# What is needed
Reproduce each entry below in full, exactly as it was given.

__________

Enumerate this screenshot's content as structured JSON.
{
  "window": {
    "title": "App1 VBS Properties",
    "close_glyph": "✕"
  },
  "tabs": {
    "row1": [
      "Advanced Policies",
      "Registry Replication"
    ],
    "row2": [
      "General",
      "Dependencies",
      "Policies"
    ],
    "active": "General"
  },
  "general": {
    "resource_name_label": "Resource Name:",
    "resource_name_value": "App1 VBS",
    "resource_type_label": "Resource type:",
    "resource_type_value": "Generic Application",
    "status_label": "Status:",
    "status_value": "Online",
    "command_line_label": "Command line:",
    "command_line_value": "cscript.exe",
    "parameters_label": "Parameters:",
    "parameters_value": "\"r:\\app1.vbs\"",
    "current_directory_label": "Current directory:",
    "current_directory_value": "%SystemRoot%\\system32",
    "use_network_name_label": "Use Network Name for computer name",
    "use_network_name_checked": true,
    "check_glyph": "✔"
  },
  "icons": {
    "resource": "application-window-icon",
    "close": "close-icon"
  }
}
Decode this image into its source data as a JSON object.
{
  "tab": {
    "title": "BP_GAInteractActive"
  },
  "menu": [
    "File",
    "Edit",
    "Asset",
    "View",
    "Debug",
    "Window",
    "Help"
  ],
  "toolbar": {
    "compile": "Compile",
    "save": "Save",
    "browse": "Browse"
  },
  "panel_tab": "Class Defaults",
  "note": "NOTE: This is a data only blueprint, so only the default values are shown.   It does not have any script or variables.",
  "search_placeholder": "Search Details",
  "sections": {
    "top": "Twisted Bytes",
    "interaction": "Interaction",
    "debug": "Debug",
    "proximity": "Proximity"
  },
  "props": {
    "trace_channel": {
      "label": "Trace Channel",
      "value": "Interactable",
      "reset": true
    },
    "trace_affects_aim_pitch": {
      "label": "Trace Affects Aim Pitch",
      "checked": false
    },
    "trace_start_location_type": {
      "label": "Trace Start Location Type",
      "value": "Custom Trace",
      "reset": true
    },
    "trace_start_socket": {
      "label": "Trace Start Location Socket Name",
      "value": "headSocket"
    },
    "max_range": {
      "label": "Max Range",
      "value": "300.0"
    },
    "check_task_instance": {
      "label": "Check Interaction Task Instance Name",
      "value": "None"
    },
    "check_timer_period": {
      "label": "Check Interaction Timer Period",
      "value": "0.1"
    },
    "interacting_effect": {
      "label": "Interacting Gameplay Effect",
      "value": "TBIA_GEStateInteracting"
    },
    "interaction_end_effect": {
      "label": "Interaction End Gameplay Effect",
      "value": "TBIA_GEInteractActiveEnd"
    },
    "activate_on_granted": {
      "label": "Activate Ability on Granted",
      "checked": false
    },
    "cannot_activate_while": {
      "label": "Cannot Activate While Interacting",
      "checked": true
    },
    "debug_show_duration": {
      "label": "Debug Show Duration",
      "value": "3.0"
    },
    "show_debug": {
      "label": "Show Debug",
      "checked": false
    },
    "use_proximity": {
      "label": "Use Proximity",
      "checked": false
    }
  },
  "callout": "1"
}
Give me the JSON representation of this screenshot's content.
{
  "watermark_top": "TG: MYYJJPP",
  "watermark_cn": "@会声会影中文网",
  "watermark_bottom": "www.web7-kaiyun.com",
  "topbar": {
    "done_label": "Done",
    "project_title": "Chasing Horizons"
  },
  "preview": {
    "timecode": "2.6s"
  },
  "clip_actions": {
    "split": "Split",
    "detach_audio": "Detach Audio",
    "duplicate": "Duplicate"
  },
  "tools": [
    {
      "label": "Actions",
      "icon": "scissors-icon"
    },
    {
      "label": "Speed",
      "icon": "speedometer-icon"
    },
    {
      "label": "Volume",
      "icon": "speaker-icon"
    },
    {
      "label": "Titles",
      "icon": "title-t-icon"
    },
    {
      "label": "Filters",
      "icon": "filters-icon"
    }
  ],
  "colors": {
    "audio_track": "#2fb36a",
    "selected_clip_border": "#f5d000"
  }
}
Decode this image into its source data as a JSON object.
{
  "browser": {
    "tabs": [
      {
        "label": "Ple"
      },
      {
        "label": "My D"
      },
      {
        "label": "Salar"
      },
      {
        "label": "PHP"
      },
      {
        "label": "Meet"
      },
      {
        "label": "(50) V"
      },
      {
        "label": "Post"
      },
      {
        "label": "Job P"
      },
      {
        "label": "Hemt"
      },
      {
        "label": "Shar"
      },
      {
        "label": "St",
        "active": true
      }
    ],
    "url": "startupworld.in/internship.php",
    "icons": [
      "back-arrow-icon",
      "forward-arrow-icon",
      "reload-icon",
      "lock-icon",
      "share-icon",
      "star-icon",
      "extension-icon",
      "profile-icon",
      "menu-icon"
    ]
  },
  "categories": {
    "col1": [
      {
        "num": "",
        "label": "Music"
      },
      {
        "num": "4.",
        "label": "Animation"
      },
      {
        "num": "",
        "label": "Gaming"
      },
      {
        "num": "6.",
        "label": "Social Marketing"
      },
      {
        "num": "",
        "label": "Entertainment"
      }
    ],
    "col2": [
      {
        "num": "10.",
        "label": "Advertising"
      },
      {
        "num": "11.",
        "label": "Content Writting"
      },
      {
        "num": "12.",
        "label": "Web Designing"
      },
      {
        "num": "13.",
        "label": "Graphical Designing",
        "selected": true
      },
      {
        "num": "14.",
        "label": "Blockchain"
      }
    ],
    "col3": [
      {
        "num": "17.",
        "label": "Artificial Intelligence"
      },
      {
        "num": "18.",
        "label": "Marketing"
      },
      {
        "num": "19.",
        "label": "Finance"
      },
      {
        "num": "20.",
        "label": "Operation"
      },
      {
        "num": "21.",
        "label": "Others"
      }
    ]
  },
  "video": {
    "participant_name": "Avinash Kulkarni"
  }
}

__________

# Answer
Enumerate this screenshot's content as structured JSON.
{
  "window": {
    "title": "App1 VBS Properties",
    "close_glyph": "✕"
  },
  "tabs": {
    "row1": [
      "Advanced Policies",
      "Registry Replication"
    ],
    "row2": [
      "General",
      "Dependencies",
      "Policies"
    ],
    "active": "General"
  },
  "general": {
    "resource_name_label": "Resource Name:",
    "resource_name_value": "App1 VBS",
    "resource_type_label": "Resource type:",
    "resource_type_value": "Generic Application",
    "status_label": "Status:",
    "status_value": "Online",
    "command_line_label": "Command line:",
    "command_line_value": "cscript.exe",
    "parameters_label": "Parameters:",
    "parameters_value": "\"r:\\app1.vbs\"",
    "current_directory_label": "Current directory:",
    "current_directory_value": "%SystemRoot%\\system32",
    "use_network_name_label": "Use Network Name for computer name",
    "use_network_name_checked": true,
    "check_glyph": "✔"
  },
  "icons": {
    "resource": "application-window-icon",
    "close": "close-icon"
  }
}
Decode this image into its source data as a JSON object.
{
  "tab": {
    "title": "BP_GAInteractActive"
  },
  "menu": [
    "File",
    "Edit",
    "Asset",
    "View",
    "Debug",
    "Window",
    "Help"
  ],
  "toolbar": {
    "compile": "Compile",
    "save": "Save",
    "browse": "Browse"
  },
  "panel_tab": "Class Defaults",
  "note": "NOTE: This is a data only blueprint, so only the default values are shown.   It does not have any script or variables.",
  "search_placeholder": "Search Details",
  "sections": {
    "top": "Twisted Bytes",
    "interaction": "Interaction",
    "debug": "Debug",
    "proximity": "Proximity"
  },
  "props": {
    "trace_channel": {
      "label": "Trace Channel",
      "value": "Interactable",
      "reset": true
    },
    "trace_affects_aim_pitch": {
      "label": "Trace Affects Aim Pitch",
      "checked": false
    },
    "trace_start_location_type": {
      "label": "Trace Start Location Type",
      "value": "Custom Trace",
      "reset": true
    },
    "trace_start_socket": {
      "label": "Trace Start Location Socket Name",
      "value": "headSocket"
    },
    "max_range": {
      "label": "Max Range",
      "value": "300.0"
    },
    "check_task_instance": {
      "label": "Check Interaction Task Instance Name",
      "value": "None"
    },
    "check_timer_period": {
      "label": "Check Interaction Timer Period",
      "value": "0.1"
    },
    "interacting_effect": {
      "label": "Interacting Gameplay Effect",
      "value": "TBIA_GEStateInteracting"
    },
    "interaction_end_effect": {
      "label": "Interaction End Gameplay Effect",
      "value": "TBIA_GEInteractActiveEnd"
    },
    "activate_on_granted": {
      "label": "Activate Ability on Granted",
      "checked": false
    },
    "cannot_activate_while": {
      "label": "Cannot Activate While Interacting",
      "checked": true
    },
    "debug_show_duration": {
      "label": "Debug Show Duration",
      "value": "3.0"
    },
    "show_debug": {
      "label": "Show Debug",
      "checked": false
    },
    "use_proximity": {
      "label": "Use Proximity",
      "checked": false
    }
  },
  "callout": "1"
}
Give me the JSON representation of this screenshot's content.
{
  "watermark_top": "TG: MYYJJPP",
  "watermark_cn": "@会声会影中文网",
  "watermark_bottom": "www.web7-kaiyun.com",
  "topbar": {
    "done_label": "Done",
    "project_title": "Chasing Horizons"
  },
  "preview": {
    "timecode": "2.6s"
  },
  "clip_actions": {
    "split": "Split",
    "detach_audio": "Detach Audio",
    "duplicate": "Duplicate"
  },
  "tools": [
    {
      "label": "Actions",
      "icon": "scissors-icon"
    },
    {
      "label": "Speed",
      "icon": "speedometer-icon"
    },
    {
      "label": "Volume",
      "icon": "speaker-icon"
    },
    {
      "label": "Titles",
      "icon": "title-t-icon"
    },
    {
      "label": "Filters",
      "icon": "filters-icon"
    }
  ],
  "colors": {
    "audio_track": "#2fb36a",
    "selected_clip_border": "#f5d000"
  }
}
Decode this image into its source data as a JSON object.
{
  "browser": {
    "tabs": [
      {
        "label": "Ple"
      },
      {
        "label": "My D"
      },
      {
        "label": "Salar"
      },
      {
        "label": "PHP"
      },
      {
        "label": "Meet"
      },
      {
        "label": "(50) V"
      },
      {
        "label": "Post"
      },
      {
        "label": "Job P"
      },
      {
        "label": "Hemt"
      },
      {
        "label": "Shar"
      },
      {
        "label": "St",
        "active": true
      }
    ],
    "url": "startupworld.in/internship.php",
    "icons": [
      "back-arrow-icon",
      "forward-arrow-icon",
      "reload-icon",
      "lock-icon",
      "share-icon",
      "star-icon",
      "extension-icon",
      "profile-icon",
      "menu-icon"
    ]
  },
  "categories": {
    "col1": [
      {
        "num": "",
        "label": "Music"
      },
      {
        "num": "4.",
        "label": "Animation"
      },
      {
        "num": "",
        "label": "Gaming"
      },
      {
        "num": "6.",
        "label": "Social Marketing"
      },
      {
        "num": "",
        "label": "Entertainment"
      }
    ],
    "col2": [
      {
        "num": "10.",
        "label": "Advertising"
      },
      {
        "num": "11.",
        "label": "Content Writting"
      },
      {
        "num": "12.",
        "label": "Web Designing"
      },
      {
        "num": "13.",
        "label": "Graphical Designing",
        "selected": true
      },
      {
        "num": "14.",
        "label": "Blockchain"
      }
    ],
    "col3": [
      {
        "num": "17.",
        "label": "Artificial Intelligence"
      },
      {
        "num": "18.",
        "label": "Marketing"
      },
      {
        "num": "19.",
        "label": "Finance"
      },
      {
        "num": "20.",
        "label": "Operation"
      },
      {
        "num": "21.",
        "label": "Others"
      }
    ]
  },
  "video": {
    "participant_name": "Avinash Kulkarni"
  }
}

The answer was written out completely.